ingredients and nutrition Mar 27, 2023
A variety of fruits and vegetables

What’s your relationship to fruits and vegetables? Perhaps you grew up loving them, or maybe you developed a hatred for them because your parents always forced you to eat them. Yet, curiously enough, every national dietary guideline embraces and promotes them. You have probably also heard countless times before just how good vegetables are for you. So, what exactly is it about fruits and vegetables that’s so beneficial? Let’s explore that in this article! 

How Important?

Let's start with this quote from an esteemed doctor and advocate of plant-based diets, Dr. Michael Greger:


It’s a thought-provoking quote, isn’t it? Should we really all be eating fruits and vegetables as if our lives depended on them?

But if you reflect a little deeper on this quote, you'll realize its truth. Epidemiological studies consistently show that populations with higher intakes of fruits and vegetables enjoy fewer chronic health conditions and diseases. And that’s not surprising when you see what’s in these key categories of a whole food plant-based diet.


What’s in Fruits and Vegetables

Most fruits and vegetables are low-calorie plant foods, high in dietary fiber and pack a heavy nutritional punch. That’s because they provide vitamins like vitamins A and C, contain minerals such as potassium, magnesium and phosphorus, and are rich in phytochemicals. These phytochemicals function as antioxidants, phytoestrogens, and anti-inflammatory agents and provide other protective mechanisms. Blueberries are rich in flavonoids, which possess antioxidant and anti-inflammatory properties, while dark green leafy vegetables are especially rich in phytonutrients such as carotenoids. Both have been shown to have beneficial effects on cognitive function in aging adults.

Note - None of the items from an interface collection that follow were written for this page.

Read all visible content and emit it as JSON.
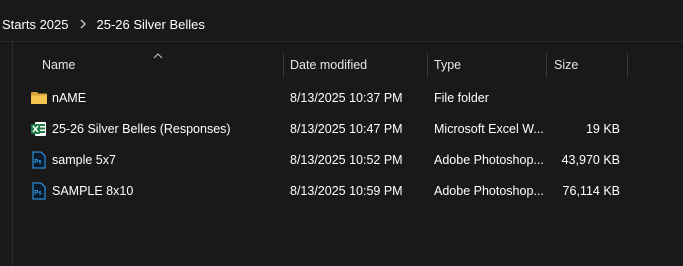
{
  "breadcrumb": {
    "items": [
      "Starts 2025",
      "25-26 Silver Belles"
    ]
  },
  "columns": {
    "name": "Name",
    "date": "Date modified",
    "type": "Type",
    "size": "Size"
  },
  "files": [
    {
      "name": "nAME",
      "date": "8/13/2025 10:37 PM",
      "type": "File folder",
      "size": "",
      "icon": "folder-icon"
    },
    {
      "name": "25-26 Silver Belles (Responses)",
      "date": "8/13/2025 10:47 PM",
      "type": "Microsoft Excel W...",
      "size": "19 KB",
      "icon": "excel-icon"
    },
    {
      "name": "sample 5x7",
      "date": "8/13/2025 10:52 PM",
      "type": "Adobe Photoshop...",
      "size": "43,970 KB",
      "icon": "photoshop-icon"
    },
    {
      "name": "SAMPLE 8x10",
      "date": "8/13/2025 10:59 PM",
      "type": "Adobe Photoshop...",
      "size": "76,114 KB",
      "icon": "photoshop-icon"
    }
  ],
  "colors": {
    "background": "#191919",
    "folder": "#e8b844",
    "excel": "#1d7a45",
    "photoshop": "#31a8ff"
  }
}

Specific Protective Components

Fruits and vegetables actually provide a wide variety of compounds that have been linked to a lower incidence of chronic diseases, especially cancer and cardiovascular disease. Listed below are 20 protective components of fruits and vegetables that have been linked to positive health outcomes:

Dietary fiber

Vitamin C

Vitamin E



Folic acid








Protease inhibitors

Plant sterols



Inositol hexaphosphate

Allium compounds


Surprised by this list? Now imagine this - If these are just some of the protective components of fruits and vegetables shown here, think of how many MORE protective health components and benefits you will get when you regularly include all the other whole plant-based food categories such as whole grains and legumes into your meals. So let's start today to add more health-boosting fruits and vegetables into our meals and snacks! 


  1. Slavin JL, Lloyd B. Health benefits of fruits and vegetables. Adv Nutr. 2012;3(4):506-516. Published July 1, 2012.
  2. Morris MC, Wang Y, Barnes LL, Bennett DA, Dawson-Hughes B, Booth SL. Nutrients and bioactives in green leafy vegetables and cognitive decline: Prospective study. Neurology. 2018 Jan 16;90(3):e214-e222. Epub 2017 Dec 20.